lace-up (adj.)
1831, originally of boots, from the verbal phrase, from lace (v.) + up (adv.).
lace-wing (n.)
also lacewing, type of insect, 1847; see lace (n.) + wing (n.). Earlier was lace-winged fly (1826), and the shorter for might be from this.
Lacedaemonian (adj.)
"pertaining to Sparta," 1709, from Latin Lacedaemonius, from Greek Lakedaimonios, from Lakedaimon, an ancient Greek name for Sparta as the capital of Lakonia (see laconic). From 1713 as a noun.
laceman (n.)
dealer in laces, 1660s, from lace (n.) + man.
lacerate (v.)
"to tear roughly," early 15c., from Latin laceratus, past participle of lacerare "tear to pieces, mangle," figuratively, "to slander, censure, abuse," from lacer "torn, mangled," from PIE root *lek- "to rend, tear" (source also of Greek lakis "tatter, rag," lakizein "to tear to pieces;" Latin lacinia "flap of a garment," lancinare "to pierce, stab;" Russian lochma "rag, tatter, scrap;" Albanian l'akur "naked"). Figurative sense in English is from 1640s. Related: Lacerated; lacerating.
laceration (n.)
1590s, "act of lacerating;" 1630s, "breach or rend made by tearing;" from Middle French lacération, from Latin lacerationem (nominative laceratio) "a tearing, rending, mutilation," noun of action from past participle stem of lacerare "tear to pieces, mangle; slander, abuse" (see lacerate).
lacertine (adj.)
"lizard-like," 1841, from Latin lacerta (see lizard). Other adjectives from the early years of dinosaur paleontology were lacertian (1841), lacertilian (1848). In decorative arts, lacertine work (1854) consists of intertwined serpents.

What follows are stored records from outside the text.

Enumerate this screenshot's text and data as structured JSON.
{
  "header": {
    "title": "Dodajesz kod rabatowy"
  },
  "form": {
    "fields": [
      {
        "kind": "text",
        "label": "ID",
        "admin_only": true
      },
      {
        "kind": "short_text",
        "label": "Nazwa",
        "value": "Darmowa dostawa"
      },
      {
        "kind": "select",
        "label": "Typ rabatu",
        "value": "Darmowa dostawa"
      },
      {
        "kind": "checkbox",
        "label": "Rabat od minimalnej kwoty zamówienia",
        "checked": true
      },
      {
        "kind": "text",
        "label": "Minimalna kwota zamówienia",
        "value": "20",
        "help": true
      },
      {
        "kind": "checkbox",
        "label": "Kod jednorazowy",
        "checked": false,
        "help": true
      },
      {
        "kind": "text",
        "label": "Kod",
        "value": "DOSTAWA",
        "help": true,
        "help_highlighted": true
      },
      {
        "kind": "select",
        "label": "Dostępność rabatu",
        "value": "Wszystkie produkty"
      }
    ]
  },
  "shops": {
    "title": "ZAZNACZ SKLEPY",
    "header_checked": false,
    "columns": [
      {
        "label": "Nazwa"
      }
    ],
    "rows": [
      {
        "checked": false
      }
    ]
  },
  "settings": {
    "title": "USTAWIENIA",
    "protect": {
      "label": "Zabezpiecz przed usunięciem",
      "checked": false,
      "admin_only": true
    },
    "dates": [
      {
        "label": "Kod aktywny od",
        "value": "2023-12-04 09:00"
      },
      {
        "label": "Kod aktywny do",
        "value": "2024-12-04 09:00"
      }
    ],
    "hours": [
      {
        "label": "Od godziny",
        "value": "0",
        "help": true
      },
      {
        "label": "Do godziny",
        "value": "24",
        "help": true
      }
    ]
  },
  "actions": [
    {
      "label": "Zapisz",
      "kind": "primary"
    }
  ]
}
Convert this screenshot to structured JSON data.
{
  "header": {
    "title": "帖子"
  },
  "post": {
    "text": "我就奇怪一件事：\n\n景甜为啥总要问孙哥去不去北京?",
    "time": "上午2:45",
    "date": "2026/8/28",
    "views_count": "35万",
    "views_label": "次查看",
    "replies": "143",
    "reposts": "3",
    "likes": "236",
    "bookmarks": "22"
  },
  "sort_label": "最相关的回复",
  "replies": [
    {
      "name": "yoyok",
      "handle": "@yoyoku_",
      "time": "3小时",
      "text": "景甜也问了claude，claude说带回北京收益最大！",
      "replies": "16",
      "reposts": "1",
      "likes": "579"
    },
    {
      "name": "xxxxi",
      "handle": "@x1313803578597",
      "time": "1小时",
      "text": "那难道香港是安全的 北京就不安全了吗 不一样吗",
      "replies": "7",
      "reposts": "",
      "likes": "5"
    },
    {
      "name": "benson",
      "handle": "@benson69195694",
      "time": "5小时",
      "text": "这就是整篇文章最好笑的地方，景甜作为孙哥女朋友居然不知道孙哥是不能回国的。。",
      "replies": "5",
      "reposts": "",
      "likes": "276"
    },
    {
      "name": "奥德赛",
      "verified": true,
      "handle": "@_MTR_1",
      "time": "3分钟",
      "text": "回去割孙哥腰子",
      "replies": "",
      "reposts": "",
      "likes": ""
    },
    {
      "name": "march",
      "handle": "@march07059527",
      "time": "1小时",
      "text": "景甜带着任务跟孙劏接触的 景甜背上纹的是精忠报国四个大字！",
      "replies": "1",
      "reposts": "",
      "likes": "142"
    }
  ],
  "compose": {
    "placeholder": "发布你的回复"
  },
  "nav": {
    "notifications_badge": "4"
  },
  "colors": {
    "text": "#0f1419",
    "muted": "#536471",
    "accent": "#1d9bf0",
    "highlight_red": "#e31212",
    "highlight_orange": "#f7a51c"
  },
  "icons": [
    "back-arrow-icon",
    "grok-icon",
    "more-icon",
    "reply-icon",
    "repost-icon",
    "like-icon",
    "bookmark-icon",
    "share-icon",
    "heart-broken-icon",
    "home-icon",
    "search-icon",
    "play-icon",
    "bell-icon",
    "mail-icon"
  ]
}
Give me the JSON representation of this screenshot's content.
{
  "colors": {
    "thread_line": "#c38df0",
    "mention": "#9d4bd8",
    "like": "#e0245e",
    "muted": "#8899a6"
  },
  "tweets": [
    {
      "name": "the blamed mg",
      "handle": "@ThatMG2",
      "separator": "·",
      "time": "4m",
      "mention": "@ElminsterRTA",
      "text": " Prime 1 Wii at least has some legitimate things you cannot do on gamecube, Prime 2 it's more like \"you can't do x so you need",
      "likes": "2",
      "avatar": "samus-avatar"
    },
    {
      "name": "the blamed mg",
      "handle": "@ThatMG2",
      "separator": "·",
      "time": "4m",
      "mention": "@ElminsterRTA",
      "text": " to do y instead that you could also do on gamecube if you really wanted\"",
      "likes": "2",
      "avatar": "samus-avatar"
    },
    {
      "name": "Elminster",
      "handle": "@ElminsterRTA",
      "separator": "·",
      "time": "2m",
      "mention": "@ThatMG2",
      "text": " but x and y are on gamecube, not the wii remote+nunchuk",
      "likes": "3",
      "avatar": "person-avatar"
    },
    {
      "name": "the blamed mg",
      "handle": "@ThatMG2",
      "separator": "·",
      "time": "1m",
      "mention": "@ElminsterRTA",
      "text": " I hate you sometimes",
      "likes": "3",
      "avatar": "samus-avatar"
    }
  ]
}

see lacy.
laches (n.)
"negligence in performance of legal duty," 1570s, earlier simply "slackness, negligence, want of zeal" (late 14c.), from Anglo-French laches, Old French lachesse "lawlessness, remissness," from Old French lasche "lax, remiss" (Modern French lâche), verbal adjective from lascher, from Vulgar Latin *lascare, classical laxare "to slacken, relax," from laxus "loose; yielding; indulgent" (from PIE root *sleg- "be slack, be languid"). Compare riches.